The problem is considered of a fibre that is driven dynamically, by compression at one end, into a matrix. The fibre is not initially bonded to the matrix, so that its motion is resisted solely by friction. Prior work based on simplified models has shown that the combination of inertial effects and friction acting over long domains of the fibre-matrix interface gives rise to behaviour that is far more complex than in the well-known static loading problem. The front velocity may depart significantly from the bar wave speed and regimes of slip, slip/stick and reverse slip can exist for different material choices and loading rates. Here more realistic numerical simulations and detailed observations of dynamic displacement fields in a model push-in experiment are used to seek more complete understanding of the problem. The prior results are at least partly confirmed, especially the ability of simple shear-lag theory to predict front velocities and gross features of the deformation. Some other fundamental aspects are newly revealed, including oscillations in the interface stresses during loading; and suggestions of unstable, possibly chaotic interface conditions during unloading. Consideration of the experiments and two different orders of model suggest that the tentatively characterized chaotic phenomena may arise because of the essential nonlinearity of friction, that the shear traction changes discontinuously with the sense of the motion, rather than being associated with the details of the constitutive law that is assumed for the friction. This contrasts with recent understanding of instability and ill-posedness at interfaces loaded uniformly in time, where the nature of the assumed friction law dominates the outcome.
|Original language||English (US)|
|Number of pages||26|
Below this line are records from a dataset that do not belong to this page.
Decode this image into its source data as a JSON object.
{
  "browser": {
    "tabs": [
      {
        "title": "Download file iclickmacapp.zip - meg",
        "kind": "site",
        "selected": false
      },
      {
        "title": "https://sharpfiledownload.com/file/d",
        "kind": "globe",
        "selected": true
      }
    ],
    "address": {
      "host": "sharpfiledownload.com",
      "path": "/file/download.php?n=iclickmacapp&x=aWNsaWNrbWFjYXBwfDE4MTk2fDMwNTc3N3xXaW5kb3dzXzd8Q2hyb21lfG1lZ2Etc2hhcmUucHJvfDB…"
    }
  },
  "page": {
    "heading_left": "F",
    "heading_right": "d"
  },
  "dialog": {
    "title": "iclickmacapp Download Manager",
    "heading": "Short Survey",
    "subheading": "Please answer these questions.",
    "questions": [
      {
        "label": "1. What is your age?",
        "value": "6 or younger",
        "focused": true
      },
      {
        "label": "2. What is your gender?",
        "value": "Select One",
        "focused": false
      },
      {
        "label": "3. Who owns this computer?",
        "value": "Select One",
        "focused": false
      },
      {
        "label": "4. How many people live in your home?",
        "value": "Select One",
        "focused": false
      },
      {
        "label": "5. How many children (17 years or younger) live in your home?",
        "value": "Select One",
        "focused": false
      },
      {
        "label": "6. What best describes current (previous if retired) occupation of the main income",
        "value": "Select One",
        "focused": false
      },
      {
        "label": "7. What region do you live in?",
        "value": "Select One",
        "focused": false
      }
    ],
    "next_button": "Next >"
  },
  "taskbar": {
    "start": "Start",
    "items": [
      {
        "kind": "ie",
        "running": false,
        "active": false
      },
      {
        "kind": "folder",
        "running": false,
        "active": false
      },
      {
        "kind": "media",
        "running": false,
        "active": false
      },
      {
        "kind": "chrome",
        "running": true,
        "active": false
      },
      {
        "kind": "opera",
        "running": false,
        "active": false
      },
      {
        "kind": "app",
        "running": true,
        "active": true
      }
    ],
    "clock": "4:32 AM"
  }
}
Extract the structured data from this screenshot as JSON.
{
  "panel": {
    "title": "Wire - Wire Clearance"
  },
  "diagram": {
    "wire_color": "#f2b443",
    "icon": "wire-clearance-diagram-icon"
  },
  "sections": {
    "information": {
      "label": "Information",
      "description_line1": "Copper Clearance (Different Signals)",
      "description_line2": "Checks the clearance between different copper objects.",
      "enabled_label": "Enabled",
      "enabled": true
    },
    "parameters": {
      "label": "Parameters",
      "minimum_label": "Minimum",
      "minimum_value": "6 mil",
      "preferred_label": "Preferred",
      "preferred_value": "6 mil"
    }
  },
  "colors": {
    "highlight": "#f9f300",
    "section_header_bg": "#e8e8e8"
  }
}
|Journal||Proceedings of the Royal Society A: Mathematical, Physical and Engineering Sciences|
|State||Published - Jan 1 2006|
- Dynamic sliding
- Fibre push-in
ASJC Scopus subject areas